Early bird or night owl? Sunrise or sunset?
My instant reaction is to unequivocally align myself with the night owl crew. There’s no contest. But then, slipping far too easily into Smeagol mode, I stop and ask myself why?
“That’s easy, mornings represent dragging yourself out of bed to go to work. Sunset is the end of the day; a time to kick back and relax.”
“But you’ve not worked 9-5 since 2003. That doesn’t apply any more.”
“That’s not strictly true. Most days we get up at 7:30 and are at our desks by 08:30. We mark the end of the day with a walk in the forest followed by a beer. See, even now mornings equal work, evenings mean fun things.”

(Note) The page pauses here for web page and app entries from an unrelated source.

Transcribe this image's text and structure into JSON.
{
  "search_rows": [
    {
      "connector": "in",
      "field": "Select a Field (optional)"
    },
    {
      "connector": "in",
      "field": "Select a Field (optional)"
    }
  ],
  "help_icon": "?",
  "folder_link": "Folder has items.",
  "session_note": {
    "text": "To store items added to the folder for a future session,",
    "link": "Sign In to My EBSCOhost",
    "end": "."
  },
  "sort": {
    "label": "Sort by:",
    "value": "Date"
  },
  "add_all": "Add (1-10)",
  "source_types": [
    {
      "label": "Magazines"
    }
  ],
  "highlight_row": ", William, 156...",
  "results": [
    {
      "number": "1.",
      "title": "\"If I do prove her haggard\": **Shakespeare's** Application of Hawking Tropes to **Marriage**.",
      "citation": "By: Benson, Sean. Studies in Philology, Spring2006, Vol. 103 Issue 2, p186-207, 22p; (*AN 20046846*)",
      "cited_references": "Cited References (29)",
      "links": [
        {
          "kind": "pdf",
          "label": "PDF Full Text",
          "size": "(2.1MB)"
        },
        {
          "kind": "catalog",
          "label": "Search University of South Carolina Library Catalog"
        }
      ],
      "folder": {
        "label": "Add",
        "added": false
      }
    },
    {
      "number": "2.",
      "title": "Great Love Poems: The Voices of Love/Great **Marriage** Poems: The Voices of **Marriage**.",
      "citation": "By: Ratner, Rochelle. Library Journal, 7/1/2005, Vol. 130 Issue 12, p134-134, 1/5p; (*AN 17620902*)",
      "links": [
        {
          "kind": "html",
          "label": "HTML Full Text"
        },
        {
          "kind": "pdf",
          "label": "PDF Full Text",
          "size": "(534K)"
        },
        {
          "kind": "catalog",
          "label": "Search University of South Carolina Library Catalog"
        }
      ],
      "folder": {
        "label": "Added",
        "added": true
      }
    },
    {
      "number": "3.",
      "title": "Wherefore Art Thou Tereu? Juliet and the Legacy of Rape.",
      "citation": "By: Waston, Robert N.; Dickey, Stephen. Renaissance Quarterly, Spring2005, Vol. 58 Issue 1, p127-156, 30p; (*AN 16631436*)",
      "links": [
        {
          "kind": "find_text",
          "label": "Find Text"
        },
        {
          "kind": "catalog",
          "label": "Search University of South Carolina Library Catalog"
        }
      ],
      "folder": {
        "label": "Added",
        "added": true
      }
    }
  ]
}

“But you love your work, you enjoyed it in its previous incarnation as well.”
“You’ve got a point,” my subconscious does have a point. And it’s not finished. “You like to say you’re the sort of person who prefers to look forward rather than back. Surely mornings are the time to look forward, whereas night is for reflection?”
That’s the sucker punch. I can’t bat that one away easily.
Pull on a pair of hiking boots in the morning and an anticipatory thrill zings through the laces at the thought of what unexpected treasures lie ahead on whatever dirt track/forest path/rocky road leads into a promising distance.
The evidence, when I mentally compile it, is as abundant as wild flowers in hedgerows on a spring day.
The taste of bitterly strong coffee as dawn breaks across a Jurassic plateau in a Chilean wilderness whilst we scan the vista on the lookout for condors rising on air currents from the valley floor below.
Long, slender necks of a brace of giraffes silhouetted against against a dark African sky which is rapidly retreating as the first of the sun’s flaming fingers flash across it.
Sometimes morning bursts forth in spectacular fashion, delivering experiences which sandblast rousing-at-dawn-doziness into oblivion. But mostly it’s simple pleasures that are like an invigorating splash of cool spring water on skin which is still fuzzy and warm from being caressed by a soft pillow. The satisfyingly crisp crunch of frosty grass underfoot on a brisk March morning in Galicia; the aroma of woodsmoke from fairy tale cottages in the Black Forest; misty blankets reluctant to bid farewell to flowery meadows on a valley floor in Slovenia.
On occasions, there’s the pleasure of encountering fellow early risers on the path; a squadron of woodpeckers at an empty picnic zone outside of Vilaflor on Tenerife; the musical clanging of bells around the necks of goats heading to pasture on Gran Canaria; a bright-eyed fox emerging from ferns on a path leading to the Eagle’s Nest in Berchtesgaden; a startled doe on a route to an enchanted forest in Austria. Little moments which etch themselves on the walls of my memory.
A world in the throes of waking up is a magical realm to explore.
In warm months, morning is the hiker’s friend – the freshness of the day making ascents easier and the kiss of the soft sun most welcome. By mid afternoon that kiss on open ground where there’s no shade is akin to being rudely assaulted by unwelcome advances, and ascents have me railing at the golden orb, face of beet and sweat cascading from the mountain of my forehead, shouting “leave me alone, damn you.” On hot sunny days, morning is the good cop, afternoon the bad.
“But when you reach the end of the trail, what happens then?” I try to trip up my subconscious with the question.
“Ah, you mean that glorious end of route beer – the best tasting beverage there is – and the toast to a most excellent day followed by recounted recollections of all seen and experienced? An exquisite pleasure to be sure,” he agrees and then throws a curve ball. “ And then what do you do?”
He has me again. What happens is we consult our notes, spread our map across the table and plan our route for the following day. After a pleasurable wallow looking back over the adventures of the day which lasts as long as our post-hike beer, our gaze is once again turned forward to what may lie beyond that horizon.
Sunsets or sunrise? Mountains or coast? City streets or country lanes? Michelin dining or food from a street stall? Who dictated we had to choose either or anyway?
There’s no yin without yang.